Story of Healing
Even though Demetrios Reichenau’s parents, Sofia and Matthew, knew there was a chance their son would become diabetic, they were not prepared for how soon in his life that diagnosis would come.
Demetrios, or “Deme,” was born on November 5, 2018, and right before his first birthday, he came down with a what his parents describe as a horrible virus. A few days later, he began acting lethargic and was having other issues like increased urination and other unusual behaviors.
Deme’s father and grandmother are both Type 1 diabetics, so as a precaution, Deme’s father checked his blood sugar levels and sure enough, they were extremely high. Deme’s parents immediately took him to West Jefferson Medical Center, and on November 18, just weeks after turning one, Deme was diagnosed with diabetes, a serious autoimmune disease in which the pancreas stops producing insulin, which is the essential hormone that allows glucose to provide energy to the body.
Due to Deme’s high levels and declining condition, he was immediately transferred to the Pediatric Intensive Care Unit (PICU) at Children’s Hospital New Orleans.
Life forever changed for the Reichenau family, shared Deme’s mother, Sofia.
“I’m very thankful that we had background knowledge and experience with diabetes, so my husband and mother-in-law knew what to expect, knew the things we needed to do to care for Deme, and I was able to learn quickly as well,” recalled Sofia. “Having a diabetic baby is a whole different ball game, every little thing can impact their little bodies.”
“Dealing with type 1 diabetes in a child is not an easy task, and even with current insulins and technology, small children with diabetes are prone to more fluctuations in blood glucoses that older children mostly due to their variable levels of activity and eating patterns,” explains Dr. Ricardo Gomez. “Deme’s parents have done a super job by being a very active part of the diabetes management team and being able to prevent hypoglycemia by staying alert and quickly acting and making interventions when needed”
Deme just recently turned three years old and is approaching the two-year mark of living with diabetes, but it’s still a rollercoaster of monitoring levels, adjusting insulin doses, and carb counting, explains Sofia.
“I’ve had many sleepless nights checking his levels regularly and making sure he’s feeling okay,” shared Sofia. “While we’re definitely adjusting, it’s definitely taken a toll on all of us, and it’s been a very stressful journey.”
Dr. Ricardo Gomez, a Pediatric Endocrinologist at Children’s, has cared for Deme since his diagnosis.

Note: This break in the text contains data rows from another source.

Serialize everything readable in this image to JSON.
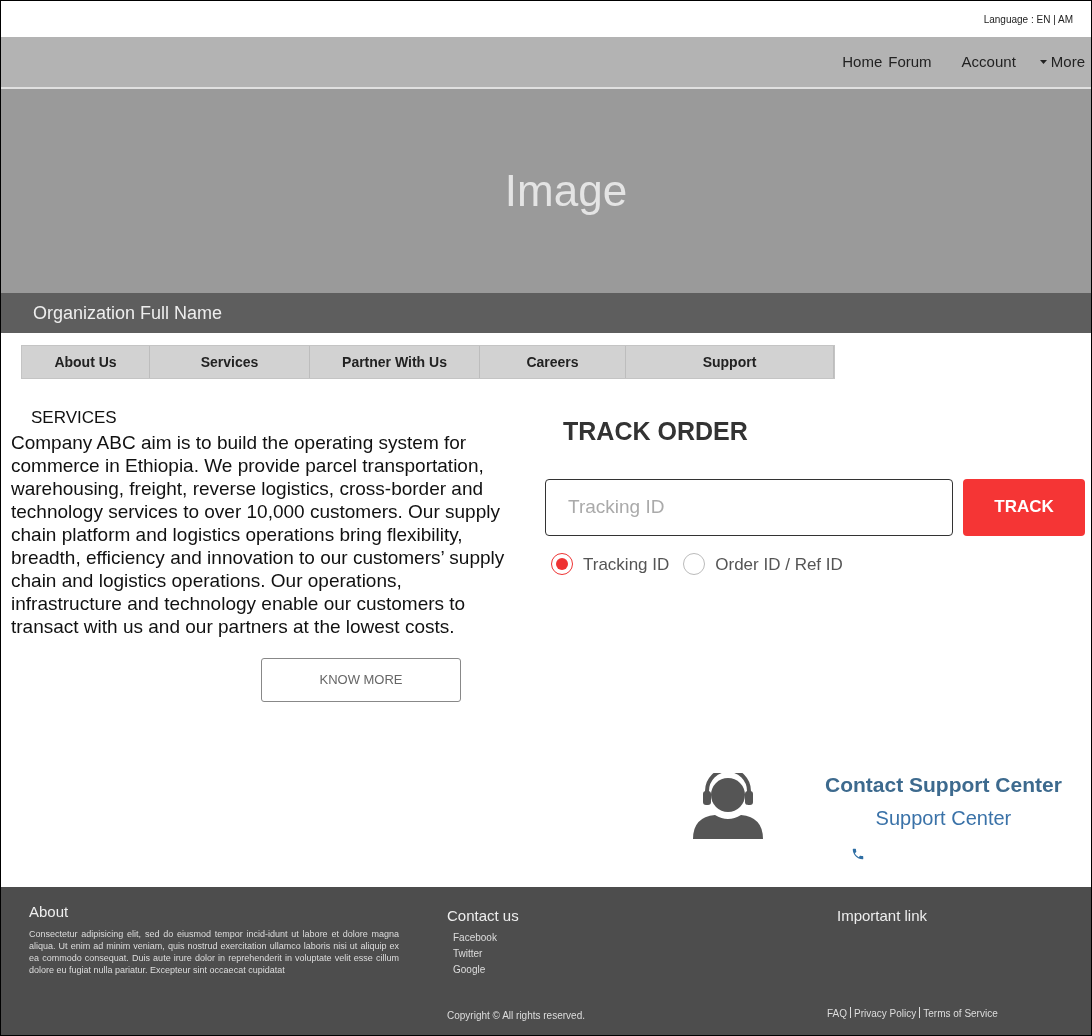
{
  "language_bar": {
    "label": "Language : EN | AM"
  },
  "nav": {
    "items": [
      {
        "label": "Home"
      },
      {
        "label": "Forum"
      },
      {
        "label": "Account"
      },
      {
        "label": "More",
        "kind": "dropdown"
      }
    ]
  },
  "banner": {
    "text": "Image"
  },
  "organization": {
    "name": "Organization Full Name"
  },
  "tabs": [
    {
      "label": "About Us"
    },
    {
      "label": "Services"
    },
    {
      "label": "Partner With Us"
    },
    {
      "label": "Careers"
    },
    {
      "label": "Support"
    }
  ],
  "services": {
    "heading": "SERVICES",
    "body": "Company ABC aim is to build the operating system for commerce in Ethiopia. We provide parcel transportation, warehousing, freight, reverse logistics, cross-border and technology services to over 10,000 customers. Our supply chain platform and logistics operations bring flexibility, breadth, efficiency and innovation to our customers’ supply chain and logistics operations. Our operations, infrastructure and technology enable our customers to transact with us and our partners at the lowest costs.",
    "button": "KNOW MORE"
  },
  "track_order": {
    "title": "TRACK ORDER",
    "placeholder": "Tracking ID",
    "button": "TRACK",
    "options": [
      {
        "label": "Tracking ID",
        "selected": true
      },
      {
        "label": "Order ID / Ref ID",
        "selected": false
      }
    ]
  },
  "support": {
    "title": "Contact Support Center",
    "subtitle": "Support Center"
  },
  "footer": {
    "about": {
      "heading": "About",
      "text": "Consectetur adipisicing elit, sed do eiusmod tempor incid-idunt ut labore et dolore magna aliqua. Ut enim ad minim veniam, quis nostrud exercitation ullamco laboris nisi ut aliquip ex ea commodo consequat. Duis aute irure dolor in reprehenderit in voluptate velit esse cillum dolore eu fugiat nulla pariatur. Excepteur sint occaecat cupidatat"
    },
    "contact": {
      "heading": "Contact us",
      "links": [
        "Facebook",
        "Twitter",
        "Google"
      ],
      "copyright": "Copyright © All rights reserved."
    },
    "important": {
      "heading": "Important link",
      "links": [
        "FAQ",
        "Privacy Policy",
        "Terms of Service"
      ]
    }
  }
}
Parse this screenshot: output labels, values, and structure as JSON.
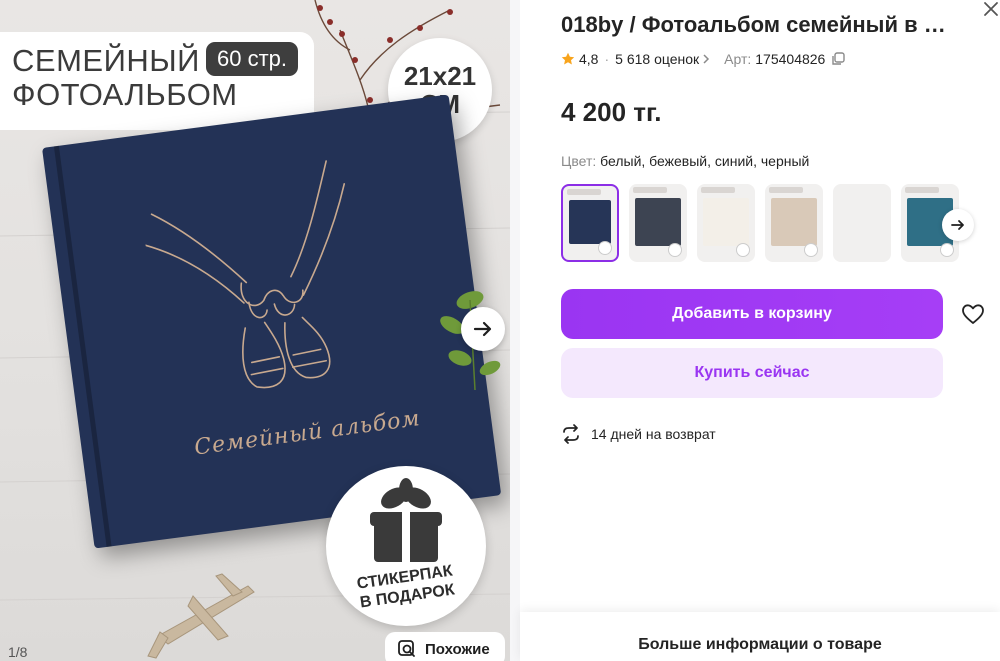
{
  "gallery": {
    "promo_title": "СЕМЕЙНЫЙ\nФОТОАЛЬБОМ",
    "pages_badge": "60 стр.",
    "size_number": "21х21",
    "size_unit": "СМ",
    "album_cover_text": "Семейный альбом",
    "gift_stamp_text": "СТИКЕРПАК\nВ ПОДАРОК",
    "counter": "1/8",
    "similar_label": "Похожие",
    "next_icon": "arrow-right-icon"
  },
  "product": {
    "title": "018by / Фотоальбом семейный в …",
    "rating": "4,8",
    "reviews": "5 618 оценок",
    "article_label": "Арт:",
    "article_value": "175404826",
    "price": "4 200 тг.",
    "color_label": "Цвет:",
    "color_values": "белый, бежевый, синий, черный",
    "swatches": [
      {
        "name": "dark-blue",
        "cover": "#263557",
        "selected": true
      },
      {
        "name": "dark-grey",
        "cover": "#3d4452",
        "selected": false
      },
      {
        "name": "white",
        "cover": "#f3efe8",
        "selected": false
      },
      {
        "name": "beige",
        "cover": "#d9c9b8",
        "selected": false
      },
      {
        "name": "empty",
        "cover": "#f5f5f5",
        "selected": false
      },
      {
        "name": "teal-pattern",
        "cover": "#2f6f86",
        "selected": false
      }
    ],
    "add_to_cart": "Добавить в корзину",
    "buy_now": "Купить сейчас",
    "returns": "14 дней на возврат",
    "more_info": "Больше информации о товаре"
  },
  "colors": {
    "accent": "#a13df4",
    "accent_soft": "#f4e8fd",
    "star": "#f8a41c",
    "album_navy": "#233256"
  }
}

Along with Dr. Gomez, Sofia shared that she is incredibly grateful to Caroline, Marcella and Monique who serve endocrinology patients and have cared for Deme for the last two years. Deme and his family go to Children’s every three months for bloodwork, insulin adjustments, and other regular checkup procedures.
“Since his diagnosis, Deme is really starting to flourish,” shared Sofia. “Despite struggling with some developmental delays, which are normal for babies with autoimmune diseases, Deme is a happy-go-lucky child who is very sweet and loving. He will be starting school in a few weeks, and his parents are really impressed with how far he’s come and can’t wait to see his adventure continue.”
Learn more about Children’s Hospital New Orleans’ Endocrinology team, its services, and its providers here.